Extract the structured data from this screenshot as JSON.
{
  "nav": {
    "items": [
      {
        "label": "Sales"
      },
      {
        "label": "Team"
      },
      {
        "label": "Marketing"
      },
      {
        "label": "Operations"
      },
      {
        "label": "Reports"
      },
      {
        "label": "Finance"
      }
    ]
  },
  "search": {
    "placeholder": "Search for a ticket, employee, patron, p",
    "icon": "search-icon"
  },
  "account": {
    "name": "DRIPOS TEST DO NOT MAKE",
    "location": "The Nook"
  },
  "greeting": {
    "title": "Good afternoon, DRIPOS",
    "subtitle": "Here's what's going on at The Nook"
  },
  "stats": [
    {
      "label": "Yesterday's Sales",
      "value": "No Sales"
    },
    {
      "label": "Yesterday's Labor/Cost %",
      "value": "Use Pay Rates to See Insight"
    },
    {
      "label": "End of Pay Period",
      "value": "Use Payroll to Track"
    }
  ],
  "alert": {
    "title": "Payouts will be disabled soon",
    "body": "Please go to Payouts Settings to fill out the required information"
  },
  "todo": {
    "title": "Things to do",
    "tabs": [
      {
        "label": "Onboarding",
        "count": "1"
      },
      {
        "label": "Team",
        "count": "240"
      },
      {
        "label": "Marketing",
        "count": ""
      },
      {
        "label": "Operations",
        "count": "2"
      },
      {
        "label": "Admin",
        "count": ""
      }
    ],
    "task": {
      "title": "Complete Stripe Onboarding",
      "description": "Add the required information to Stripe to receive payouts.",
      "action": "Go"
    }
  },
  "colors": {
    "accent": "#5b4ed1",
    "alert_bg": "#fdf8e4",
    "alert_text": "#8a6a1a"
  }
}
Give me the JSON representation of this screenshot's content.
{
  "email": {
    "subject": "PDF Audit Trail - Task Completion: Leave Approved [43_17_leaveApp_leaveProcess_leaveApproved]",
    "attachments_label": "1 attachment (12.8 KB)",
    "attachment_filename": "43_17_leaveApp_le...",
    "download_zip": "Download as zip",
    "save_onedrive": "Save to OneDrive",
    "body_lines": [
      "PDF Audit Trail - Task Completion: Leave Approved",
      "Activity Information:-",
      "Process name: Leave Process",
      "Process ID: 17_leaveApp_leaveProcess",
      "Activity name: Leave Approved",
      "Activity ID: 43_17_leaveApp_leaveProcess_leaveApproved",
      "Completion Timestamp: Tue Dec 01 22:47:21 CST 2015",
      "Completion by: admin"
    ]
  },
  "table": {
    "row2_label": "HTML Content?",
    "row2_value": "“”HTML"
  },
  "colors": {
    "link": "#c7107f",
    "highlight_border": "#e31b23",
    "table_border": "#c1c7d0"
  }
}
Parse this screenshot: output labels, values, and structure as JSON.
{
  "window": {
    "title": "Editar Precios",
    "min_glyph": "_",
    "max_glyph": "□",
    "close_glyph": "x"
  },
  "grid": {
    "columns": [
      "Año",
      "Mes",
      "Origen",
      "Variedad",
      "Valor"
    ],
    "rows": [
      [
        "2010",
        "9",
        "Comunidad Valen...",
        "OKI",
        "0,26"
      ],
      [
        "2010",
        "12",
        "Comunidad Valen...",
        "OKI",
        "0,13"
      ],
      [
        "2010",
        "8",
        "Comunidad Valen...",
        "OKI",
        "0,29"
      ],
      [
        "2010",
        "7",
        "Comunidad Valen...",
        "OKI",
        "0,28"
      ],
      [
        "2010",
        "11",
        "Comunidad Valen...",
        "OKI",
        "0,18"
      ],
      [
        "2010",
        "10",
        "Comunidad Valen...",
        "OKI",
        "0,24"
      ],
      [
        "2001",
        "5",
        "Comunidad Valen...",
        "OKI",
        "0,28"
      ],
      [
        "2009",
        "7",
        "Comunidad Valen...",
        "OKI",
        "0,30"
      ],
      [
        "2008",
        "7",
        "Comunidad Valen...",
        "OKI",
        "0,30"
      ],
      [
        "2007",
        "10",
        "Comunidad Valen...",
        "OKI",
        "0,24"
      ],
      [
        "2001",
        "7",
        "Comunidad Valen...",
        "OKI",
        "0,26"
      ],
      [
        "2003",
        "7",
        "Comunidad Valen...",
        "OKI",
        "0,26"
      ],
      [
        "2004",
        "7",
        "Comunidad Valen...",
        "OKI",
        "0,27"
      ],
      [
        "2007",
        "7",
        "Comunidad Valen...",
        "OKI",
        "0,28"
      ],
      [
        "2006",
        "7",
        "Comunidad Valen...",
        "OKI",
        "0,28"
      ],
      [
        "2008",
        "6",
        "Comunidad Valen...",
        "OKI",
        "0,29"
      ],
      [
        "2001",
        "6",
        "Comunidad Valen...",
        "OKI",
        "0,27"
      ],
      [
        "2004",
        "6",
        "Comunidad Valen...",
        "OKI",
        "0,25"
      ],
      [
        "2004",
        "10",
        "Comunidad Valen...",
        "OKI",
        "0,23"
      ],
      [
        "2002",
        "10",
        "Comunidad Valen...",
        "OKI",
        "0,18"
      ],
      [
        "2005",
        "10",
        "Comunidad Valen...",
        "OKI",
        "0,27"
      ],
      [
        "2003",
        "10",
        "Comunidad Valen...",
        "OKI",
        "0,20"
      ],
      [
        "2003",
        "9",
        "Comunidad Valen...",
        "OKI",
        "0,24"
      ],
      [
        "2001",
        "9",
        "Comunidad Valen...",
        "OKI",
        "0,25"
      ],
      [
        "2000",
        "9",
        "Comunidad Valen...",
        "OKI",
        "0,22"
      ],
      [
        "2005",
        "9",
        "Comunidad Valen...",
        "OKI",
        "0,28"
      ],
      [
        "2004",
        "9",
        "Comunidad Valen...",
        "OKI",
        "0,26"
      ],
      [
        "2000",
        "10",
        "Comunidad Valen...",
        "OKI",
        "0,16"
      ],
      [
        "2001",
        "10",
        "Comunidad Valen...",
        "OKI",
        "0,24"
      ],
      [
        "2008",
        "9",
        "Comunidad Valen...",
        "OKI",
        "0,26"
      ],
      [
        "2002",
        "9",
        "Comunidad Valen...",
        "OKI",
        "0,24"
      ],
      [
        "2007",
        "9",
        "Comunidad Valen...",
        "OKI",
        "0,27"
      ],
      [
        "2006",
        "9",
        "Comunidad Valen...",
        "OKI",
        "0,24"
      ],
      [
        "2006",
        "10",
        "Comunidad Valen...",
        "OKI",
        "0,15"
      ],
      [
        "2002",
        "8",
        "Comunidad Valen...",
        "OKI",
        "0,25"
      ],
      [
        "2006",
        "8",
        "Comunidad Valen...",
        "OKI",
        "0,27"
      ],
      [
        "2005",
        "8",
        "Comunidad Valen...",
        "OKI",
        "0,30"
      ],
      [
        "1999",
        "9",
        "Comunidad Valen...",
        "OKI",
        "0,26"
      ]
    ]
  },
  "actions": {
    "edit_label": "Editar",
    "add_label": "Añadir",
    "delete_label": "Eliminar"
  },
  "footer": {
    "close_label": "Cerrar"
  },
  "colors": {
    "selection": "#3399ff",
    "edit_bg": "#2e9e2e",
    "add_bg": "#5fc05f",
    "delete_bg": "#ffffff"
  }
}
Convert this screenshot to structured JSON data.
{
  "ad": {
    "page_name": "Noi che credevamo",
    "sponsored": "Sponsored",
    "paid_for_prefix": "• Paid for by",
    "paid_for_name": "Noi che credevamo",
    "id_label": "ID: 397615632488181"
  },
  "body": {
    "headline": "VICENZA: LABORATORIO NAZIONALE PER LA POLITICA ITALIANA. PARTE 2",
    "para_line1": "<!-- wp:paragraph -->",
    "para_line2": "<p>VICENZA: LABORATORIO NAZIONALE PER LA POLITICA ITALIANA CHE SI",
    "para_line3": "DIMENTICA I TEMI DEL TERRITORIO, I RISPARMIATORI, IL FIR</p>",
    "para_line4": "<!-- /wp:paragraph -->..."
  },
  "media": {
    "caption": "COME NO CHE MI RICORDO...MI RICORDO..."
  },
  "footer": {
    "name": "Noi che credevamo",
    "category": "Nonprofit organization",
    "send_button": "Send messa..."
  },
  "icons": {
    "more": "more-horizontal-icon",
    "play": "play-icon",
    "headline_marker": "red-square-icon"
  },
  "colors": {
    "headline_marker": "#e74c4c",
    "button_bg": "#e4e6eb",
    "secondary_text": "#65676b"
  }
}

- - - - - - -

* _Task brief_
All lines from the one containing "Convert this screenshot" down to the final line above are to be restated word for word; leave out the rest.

* _Response below_
Convert this screenshot to structured JSON data.
{
  "ad": {
    "page_name": "Noi che credevamo",
    "sponsored": "Sponsored",
    "paid_for_prefix": "• Paid for by",
    "paid_for_name": "Noi che credevamo",
    "id_label": "ID: 397615632488181"
  },
  "body": {
    "headline": "VICENZA: LABORATORIO NAZIONALE PER LA POLITICA ITALIANA. PARTE 2",
    "para_line1": "<!-- wp:paragraph -->",
    "para_line2": "<p>VICENZA: LABORATORIO NAZIONALE PER LA POLITICA ITALIANA CHE SI",
    "para_line3": "DIMENTICA I TEMI DEL TERRITORIO, I RISPARMIATORI, IL FIR</p>",
    "para_line4": "<!-- /wp:paragraph -->..."
  },
  "media": {
    "caption": "COME NO CHE MI RICORDO...MI RICORDO..."
  },
  "footer": {
    "name": "Noi che credevamo",
    "category": "Nonprofit organization",
    "send_button": "Send messa..."
  },
  "icons": {
    "more": "more-horizontal-icon",
    "play": "play-icon",
    "headline_marker": "red-square-icon"
  },
  "colors": {
    "headline_marker": "#e74c4c",
    "button_bg": "#e4e6eb",
    "secondary_text": "#65676b"
  }
}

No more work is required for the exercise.